Hot peppers, especially those of the dried variety, can be a very unpleasant thing to try to microwave. The capsaicin, or the active ingredient in making peppers spicy, vaporizes when exposed to microwaves, and getting a faceful of that vapor makes for a highly uncomfortable experience.
Thought that you could hard-boil an egg by microwaving it? Think again. The insides will get super-hot, and the steam will have nowhere to go, so you’ll end up scrubbing chunks of yolk off of the inside of your microwave for hours.
You’re hopefully aware of this, but metal really shouldn’t go in a microwave. Even the small amount found in a twist tie can send supercharged plasma shooting through your appliance, and aluminum foil can become an open flame. Place it on a microwave-safe dish instead.
Don’t try to boil a mug of water in the microwave. The water superheats but is unable to physically boil because the vessel remains cool, so when you try to stir it or add a teabag it boils all at once, exploding upwards, right in the direction of your face. If you must microwave water, stick a stirrer or something in it so it can boil as usual.

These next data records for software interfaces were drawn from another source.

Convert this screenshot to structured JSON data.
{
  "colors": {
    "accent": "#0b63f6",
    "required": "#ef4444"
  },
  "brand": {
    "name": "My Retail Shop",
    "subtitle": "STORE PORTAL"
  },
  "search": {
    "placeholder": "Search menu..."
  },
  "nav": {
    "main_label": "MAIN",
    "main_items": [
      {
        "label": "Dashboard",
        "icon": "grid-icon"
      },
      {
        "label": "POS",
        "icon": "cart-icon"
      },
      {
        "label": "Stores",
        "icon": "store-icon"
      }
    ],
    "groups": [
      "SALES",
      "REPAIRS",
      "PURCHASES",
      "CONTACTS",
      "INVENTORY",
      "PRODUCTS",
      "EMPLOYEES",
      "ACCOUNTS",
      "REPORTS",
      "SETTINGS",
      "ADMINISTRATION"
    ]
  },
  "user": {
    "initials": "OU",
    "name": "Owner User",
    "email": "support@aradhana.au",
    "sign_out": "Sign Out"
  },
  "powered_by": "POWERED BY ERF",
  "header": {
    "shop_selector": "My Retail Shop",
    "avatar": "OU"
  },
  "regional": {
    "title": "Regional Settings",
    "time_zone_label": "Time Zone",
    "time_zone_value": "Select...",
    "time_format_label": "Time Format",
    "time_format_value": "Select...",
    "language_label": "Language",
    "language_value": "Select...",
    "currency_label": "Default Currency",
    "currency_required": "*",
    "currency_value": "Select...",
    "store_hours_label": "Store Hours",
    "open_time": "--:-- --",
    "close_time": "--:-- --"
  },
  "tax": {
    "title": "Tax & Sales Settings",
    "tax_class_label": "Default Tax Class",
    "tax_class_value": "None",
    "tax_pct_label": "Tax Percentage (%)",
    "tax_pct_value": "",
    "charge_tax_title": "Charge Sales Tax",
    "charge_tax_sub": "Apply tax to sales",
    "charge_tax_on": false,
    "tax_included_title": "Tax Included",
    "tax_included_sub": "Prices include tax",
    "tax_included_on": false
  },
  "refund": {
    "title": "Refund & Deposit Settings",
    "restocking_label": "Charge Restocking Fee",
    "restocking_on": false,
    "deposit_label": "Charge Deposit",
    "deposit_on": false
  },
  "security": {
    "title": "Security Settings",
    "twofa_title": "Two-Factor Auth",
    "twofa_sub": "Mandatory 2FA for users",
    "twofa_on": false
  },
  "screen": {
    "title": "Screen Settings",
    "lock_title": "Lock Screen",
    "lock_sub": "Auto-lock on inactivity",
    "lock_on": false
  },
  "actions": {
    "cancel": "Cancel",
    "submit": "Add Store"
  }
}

If you put bread in a microwave you won’t end up with a ruined microwave, just a ruined piece of bread. After more than 10 or so seconds in a microwave, enough moisture leaves the bread to make it a hard, stale, chewy mess. The best way to bring back stale bread is to stick it in the oven for a few minutes.
Some plastic is microwave-safe, but it’s always labeled accordingly if it is. If it isn’t, it will melt inside your microwave, making for a nearly-impossible cleanup.
It's true that if you put a sponge in the microwave for 30 seconds or so, it'll kill off most of the bacteria on it. But the cons outweigh the pros here: Your kitchen will end up smelling awful. Sponges are cheap; just buy a new one.